For years, Brazil has been famous for selling the most expensive iPhones in the world. This happened with the iPhone 12, iPhone 13 and even the third generation iPhone SE. However, this time, another country takes the top spot in the rankings. According to a study shared by Nukeni with 9to5Mac, Turkey is now the country selling the most expensive iPhones in the world.
Nukeni updates its ranking annually based on iPhone prices obtained from each country’s Apple website. Prices vary depending on local currency and local taxes in each country. While some people are used to seeing Brazil at the top of the list, the advent of the iPhone 14 has changed that.
It’s worth noting that this study takes into account two different prices in the U.S. and Canada, due to the fact that local taxes in those countries vary from state to state. Taking all this into account, Turkey is now the most expensive place in the world to own an iPhone 14, at least officially.

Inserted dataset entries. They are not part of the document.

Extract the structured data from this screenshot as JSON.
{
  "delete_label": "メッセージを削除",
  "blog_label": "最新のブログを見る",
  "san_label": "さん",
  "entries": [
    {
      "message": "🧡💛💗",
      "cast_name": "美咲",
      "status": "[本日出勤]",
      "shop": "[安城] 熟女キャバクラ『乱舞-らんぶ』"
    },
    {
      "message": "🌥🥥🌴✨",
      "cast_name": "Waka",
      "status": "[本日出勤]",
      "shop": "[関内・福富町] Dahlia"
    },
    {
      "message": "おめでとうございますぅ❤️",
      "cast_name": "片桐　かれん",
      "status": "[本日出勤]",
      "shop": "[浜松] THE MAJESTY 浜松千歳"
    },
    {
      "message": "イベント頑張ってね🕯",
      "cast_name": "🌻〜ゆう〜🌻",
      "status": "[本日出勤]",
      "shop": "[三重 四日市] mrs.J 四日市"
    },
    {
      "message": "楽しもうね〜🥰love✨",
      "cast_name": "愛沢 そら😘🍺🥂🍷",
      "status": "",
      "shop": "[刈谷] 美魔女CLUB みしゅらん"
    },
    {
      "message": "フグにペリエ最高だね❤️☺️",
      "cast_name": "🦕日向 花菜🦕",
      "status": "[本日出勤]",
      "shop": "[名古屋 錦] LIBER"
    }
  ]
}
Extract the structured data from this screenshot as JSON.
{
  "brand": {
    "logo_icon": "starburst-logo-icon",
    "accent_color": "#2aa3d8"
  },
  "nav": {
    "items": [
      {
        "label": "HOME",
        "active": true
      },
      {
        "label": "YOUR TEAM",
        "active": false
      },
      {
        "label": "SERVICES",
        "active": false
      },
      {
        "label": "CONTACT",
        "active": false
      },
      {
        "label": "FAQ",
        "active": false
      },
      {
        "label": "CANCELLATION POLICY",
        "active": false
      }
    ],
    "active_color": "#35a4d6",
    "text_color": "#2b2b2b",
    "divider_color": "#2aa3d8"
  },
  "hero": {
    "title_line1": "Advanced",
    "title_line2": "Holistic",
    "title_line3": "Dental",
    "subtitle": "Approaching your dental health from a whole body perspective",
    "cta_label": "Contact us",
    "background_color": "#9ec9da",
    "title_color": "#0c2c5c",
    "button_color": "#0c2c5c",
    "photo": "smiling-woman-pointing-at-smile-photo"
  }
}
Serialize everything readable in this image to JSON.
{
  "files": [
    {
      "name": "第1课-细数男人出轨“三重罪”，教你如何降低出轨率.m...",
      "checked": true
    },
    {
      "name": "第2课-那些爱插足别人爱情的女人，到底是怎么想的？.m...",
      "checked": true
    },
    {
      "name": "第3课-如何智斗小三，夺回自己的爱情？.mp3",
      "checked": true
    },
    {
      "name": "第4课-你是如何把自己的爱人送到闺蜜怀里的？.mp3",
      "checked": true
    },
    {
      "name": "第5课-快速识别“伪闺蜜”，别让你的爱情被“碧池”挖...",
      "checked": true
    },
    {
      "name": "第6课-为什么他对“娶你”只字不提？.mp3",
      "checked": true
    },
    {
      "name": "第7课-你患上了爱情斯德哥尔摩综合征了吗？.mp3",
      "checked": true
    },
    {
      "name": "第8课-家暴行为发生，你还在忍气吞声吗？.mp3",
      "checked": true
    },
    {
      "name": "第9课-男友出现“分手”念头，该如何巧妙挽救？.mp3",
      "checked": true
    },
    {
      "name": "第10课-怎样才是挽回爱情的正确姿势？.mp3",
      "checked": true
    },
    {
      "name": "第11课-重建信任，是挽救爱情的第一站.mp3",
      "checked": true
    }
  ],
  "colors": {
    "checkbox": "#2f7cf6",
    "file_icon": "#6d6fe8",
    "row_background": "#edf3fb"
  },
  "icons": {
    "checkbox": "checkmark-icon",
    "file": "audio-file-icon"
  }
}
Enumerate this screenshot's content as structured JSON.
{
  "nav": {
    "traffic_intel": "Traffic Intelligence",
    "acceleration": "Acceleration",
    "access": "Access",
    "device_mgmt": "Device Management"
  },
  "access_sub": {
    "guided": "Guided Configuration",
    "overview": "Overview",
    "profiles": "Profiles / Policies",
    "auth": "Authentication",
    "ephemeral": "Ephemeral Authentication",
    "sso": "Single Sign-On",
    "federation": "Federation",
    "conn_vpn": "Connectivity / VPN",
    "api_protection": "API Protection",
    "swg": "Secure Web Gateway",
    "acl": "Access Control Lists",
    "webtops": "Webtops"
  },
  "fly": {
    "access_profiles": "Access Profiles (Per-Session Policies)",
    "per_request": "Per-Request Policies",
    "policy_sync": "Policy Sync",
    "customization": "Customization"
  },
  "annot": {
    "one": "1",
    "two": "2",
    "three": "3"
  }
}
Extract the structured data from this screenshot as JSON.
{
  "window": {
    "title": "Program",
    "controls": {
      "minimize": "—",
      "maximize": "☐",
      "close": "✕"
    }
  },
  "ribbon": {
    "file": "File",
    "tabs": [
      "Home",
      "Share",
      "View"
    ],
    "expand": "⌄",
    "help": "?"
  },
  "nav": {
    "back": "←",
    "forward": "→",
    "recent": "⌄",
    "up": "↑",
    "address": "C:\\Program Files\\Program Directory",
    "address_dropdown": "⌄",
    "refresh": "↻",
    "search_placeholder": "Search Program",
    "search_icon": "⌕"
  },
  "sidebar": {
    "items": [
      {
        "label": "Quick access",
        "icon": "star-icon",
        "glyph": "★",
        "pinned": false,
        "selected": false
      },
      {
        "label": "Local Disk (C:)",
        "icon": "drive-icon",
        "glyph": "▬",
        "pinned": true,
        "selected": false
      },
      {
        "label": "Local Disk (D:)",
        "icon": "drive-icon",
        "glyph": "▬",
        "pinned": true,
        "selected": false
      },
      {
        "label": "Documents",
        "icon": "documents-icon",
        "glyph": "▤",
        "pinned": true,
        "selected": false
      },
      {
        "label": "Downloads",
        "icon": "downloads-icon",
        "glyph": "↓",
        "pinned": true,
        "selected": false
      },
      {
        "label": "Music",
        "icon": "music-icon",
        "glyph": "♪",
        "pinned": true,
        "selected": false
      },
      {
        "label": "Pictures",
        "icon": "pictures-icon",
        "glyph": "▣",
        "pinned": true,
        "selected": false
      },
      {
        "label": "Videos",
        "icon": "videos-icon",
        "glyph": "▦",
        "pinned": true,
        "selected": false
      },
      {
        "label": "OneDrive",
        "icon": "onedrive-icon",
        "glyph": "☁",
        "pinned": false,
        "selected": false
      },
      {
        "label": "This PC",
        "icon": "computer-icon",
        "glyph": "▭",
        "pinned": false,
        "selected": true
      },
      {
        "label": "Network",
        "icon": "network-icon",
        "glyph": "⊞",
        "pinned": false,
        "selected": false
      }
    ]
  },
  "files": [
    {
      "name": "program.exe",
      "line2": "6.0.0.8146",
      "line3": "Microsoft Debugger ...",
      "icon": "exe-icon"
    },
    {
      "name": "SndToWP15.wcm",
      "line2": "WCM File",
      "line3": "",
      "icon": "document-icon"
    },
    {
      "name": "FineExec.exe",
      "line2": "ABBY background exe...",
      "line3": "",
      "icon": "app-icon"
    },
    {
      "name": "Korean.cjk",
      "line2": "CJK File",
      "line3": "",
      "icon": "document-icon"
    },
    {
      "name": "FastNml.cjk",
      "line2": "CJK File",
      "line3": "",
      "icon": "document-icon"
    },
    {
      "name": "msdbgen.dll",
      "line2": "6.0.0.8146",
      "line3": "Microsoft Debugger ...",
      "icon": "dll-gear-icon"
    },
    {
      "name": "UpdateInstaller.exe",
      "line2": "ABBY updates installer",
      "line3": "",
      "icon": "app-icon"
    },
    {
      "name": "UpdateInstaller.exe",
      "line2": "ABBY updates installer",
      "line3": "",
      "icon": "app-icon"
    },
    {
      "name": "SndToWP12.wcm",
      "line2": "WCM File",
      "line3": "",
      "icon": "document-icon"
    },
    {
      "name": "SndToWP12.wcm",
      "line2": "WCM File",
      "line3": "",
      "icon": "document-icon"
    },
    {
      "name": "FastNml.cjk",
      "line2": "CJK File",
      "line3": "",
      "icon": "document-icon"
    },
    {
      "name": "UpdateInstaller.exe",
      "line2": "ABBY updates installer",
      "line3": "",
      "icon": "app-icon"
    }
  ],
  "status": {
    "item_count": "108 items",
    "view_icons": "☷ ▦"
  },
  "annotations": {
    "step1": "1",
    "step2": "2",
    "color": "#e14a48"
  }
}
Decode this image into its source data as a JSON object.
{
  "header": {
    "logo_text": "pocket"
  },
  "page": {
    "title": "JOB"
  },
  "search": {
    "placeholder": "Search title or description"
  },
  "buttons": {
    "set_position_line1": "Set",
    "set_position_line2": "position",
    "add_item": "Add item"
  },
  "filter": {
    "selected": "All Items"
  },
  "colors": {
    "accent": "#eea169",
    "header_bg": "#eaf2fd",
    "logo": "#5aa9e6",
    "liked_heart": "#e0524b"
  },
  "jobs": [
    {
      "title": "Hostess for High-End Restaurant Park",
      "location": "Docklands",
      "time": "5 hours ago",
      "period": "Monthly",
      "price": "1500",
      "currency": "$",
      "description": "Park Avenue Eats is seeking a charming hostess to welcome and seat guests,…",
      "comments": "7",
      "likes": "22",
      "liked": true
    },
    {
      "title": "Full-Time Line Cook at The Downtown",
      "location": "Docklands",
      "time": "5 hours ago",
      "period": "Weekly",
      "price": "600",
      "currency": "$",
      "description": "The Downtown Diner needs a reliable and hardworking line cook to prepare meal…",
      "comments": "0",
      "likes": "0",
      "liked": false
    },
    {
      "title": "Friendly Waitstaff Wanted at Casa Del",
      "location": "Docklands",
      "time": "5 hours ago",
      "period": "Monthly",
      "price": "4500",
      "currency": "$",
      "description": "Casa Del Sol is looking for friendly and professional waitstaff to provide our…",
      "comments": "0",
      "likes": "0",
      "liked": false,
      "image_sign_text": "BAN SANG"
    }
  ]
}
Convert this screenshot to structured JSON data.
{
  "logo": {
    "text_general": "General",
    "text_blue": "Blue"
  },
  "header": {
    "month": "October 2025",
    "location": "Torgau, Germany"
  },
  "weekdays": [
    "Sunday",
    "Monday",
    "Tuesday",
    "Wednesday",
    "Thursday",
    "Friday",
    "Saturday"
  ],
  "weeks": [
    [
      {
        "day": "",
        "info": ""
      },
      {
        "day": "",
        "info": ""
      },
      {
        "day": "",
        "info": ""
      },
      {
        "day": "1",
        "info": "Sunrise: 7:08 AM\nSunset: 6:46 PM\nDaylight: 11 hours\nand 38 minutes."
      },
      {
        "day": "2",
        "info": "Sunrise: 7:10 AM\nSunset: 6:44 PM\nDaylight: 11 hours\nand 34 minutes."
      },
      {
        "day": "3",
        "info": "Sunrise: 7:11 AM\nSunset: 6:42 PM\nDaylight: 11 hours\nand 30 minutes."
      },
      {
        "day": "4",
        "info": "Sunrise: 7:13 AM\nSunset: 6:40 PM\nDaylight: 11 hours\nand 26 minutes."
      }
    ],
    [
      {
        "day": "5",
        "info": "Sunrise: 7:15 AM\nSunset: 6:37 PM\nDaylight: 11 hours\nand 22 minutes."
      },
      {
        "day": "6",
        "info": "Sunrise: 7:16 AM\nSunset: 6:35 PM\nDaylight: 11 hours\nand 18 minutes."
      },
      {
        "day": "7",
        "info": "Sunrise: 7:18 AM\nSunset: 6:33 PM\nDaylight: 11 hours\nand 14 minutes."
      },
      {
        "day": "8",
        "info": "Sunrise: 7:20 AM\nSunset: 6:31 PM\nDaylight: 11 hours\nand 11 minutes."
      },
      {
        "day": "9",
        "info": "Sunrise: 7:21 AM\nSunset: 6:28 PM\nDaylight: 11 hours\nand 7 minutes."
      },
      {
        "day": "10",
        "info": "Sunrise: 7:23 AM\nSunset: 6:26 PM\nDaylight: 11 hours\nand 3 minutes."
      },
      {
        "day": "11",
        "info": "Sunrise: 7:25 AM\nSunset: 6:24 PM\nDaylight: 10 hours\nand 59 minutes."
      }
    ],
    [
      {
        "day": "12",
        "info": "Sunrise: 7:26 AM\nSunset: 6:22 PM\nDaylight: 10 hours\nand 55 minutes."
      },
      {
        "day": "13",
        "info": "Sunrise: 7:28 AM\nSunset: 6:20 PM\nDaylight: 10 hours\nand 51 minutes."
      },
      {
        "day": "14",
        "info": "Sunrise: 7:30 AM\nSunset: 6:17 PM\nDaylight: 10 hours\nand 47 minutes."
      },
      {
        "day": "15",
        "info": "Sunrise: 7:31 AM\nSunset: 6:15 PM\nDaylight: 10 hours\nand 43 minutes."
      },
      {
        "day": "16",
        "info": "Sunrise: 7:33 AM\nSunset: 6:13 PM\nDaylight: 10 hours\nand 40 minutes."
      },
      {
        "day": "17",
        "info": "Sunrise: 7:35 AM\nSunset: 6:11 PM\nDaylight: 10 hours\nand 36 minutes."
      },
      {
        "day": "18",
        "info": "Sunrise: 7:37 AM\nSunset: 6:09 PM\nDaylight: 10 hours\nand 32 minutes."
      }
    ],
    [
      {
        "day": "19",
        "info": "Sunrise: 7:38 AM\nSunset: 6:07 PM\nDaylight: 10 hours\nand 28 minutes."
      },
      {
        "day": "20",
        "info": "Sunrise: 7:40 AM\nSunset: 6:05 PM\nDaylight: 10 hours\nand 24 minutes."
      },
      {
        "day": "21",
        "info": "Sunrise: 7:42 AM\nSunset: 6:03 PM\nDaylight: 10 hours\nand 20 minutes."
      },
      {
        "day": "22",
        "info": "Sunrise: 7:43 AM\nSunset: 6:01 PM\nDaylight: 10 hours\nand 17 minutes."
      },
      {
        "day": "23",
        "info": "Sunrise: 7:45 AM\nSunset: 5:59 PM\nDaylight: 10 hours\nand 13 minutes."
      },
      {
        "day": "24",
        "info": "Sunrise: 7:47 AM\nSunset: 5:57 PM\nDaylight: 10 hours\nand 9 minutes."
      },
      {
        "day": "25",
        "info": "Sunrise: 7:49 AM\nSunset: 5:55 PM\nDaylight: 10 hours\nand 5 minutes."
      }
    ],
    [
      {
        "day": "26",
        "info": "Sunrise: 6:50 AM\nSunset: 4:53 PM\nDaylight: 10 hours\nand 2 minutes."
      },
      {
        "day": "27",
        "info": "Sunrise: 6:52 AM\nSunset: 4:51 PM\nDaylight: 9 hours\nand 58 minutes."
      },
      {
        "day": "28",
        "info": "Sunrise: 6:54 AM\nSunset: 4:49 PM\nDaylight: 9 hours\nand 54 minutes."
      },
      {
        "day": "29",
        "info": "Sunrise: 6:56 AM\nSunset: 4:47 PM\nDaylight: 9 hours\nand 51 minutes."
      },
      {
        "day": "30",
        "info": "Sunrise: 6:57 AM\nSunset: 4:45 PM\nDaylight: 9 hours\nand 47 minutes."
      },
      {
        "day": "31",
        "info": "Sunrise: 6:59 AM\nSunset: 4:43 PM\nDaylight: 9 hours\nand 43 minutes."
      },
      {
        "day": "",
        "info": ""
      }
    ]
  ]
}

The iPhone 14 Pro, for example, costs $2,193.15 for the 128GB version. Brazil comes in second place with the same device priced at $1,823.19. The cheapest places to buy the iPhone 14 Pro are the United States and Japan, where the device costs $999 (excluding local taxes) and $1,039.46, respectively. Other countries where the iPhone 14 is more expensive to buy are India, Hungary and Poland.
Things aren’t much different for the base model of the iPhone 14, which starts at $829 in the U.S. (taking into account SIM-free pricing). After the U.S., the 128GB iPhone 14 is priced at $831.29 in Japan. Then, Turkey tops the list again with the same device at $1,699.68, more than double the price in the US.
What causes Turkey to have the world’s most expensive iPhone 14?
There are multiple factors that influence the price of Apple devices around the world. When it comes to Turkey, the country has been facing a severe economic crisis, with inflation exceeding 80 percent for the first time in more than 20 years.
Back in 2021, Apple suspended sales of its products in Turkey as the local currency lost 15 percent of its value against the U.S. dollar in a matter of hours. When sales in Turkey resumed, Apple raised the prices of its products by 25 percent. App Store prices and subscription fees in the country were also raised due to the collapse of the local currency.
Other countries face price hikes too
Of course, Turkey is not the only country in the world suffering from inflation. Following yesterday’s announcement, Apple has quietly raised the prices of its products in other European countries. For example, the third generation iPhone SE has gone up from £419 to £449 in the UK.
Due to various internal and external problems, both the euro and the pound are depreciating, which makes companies like Apple adjust their prices to compensate for the currency’s weakness.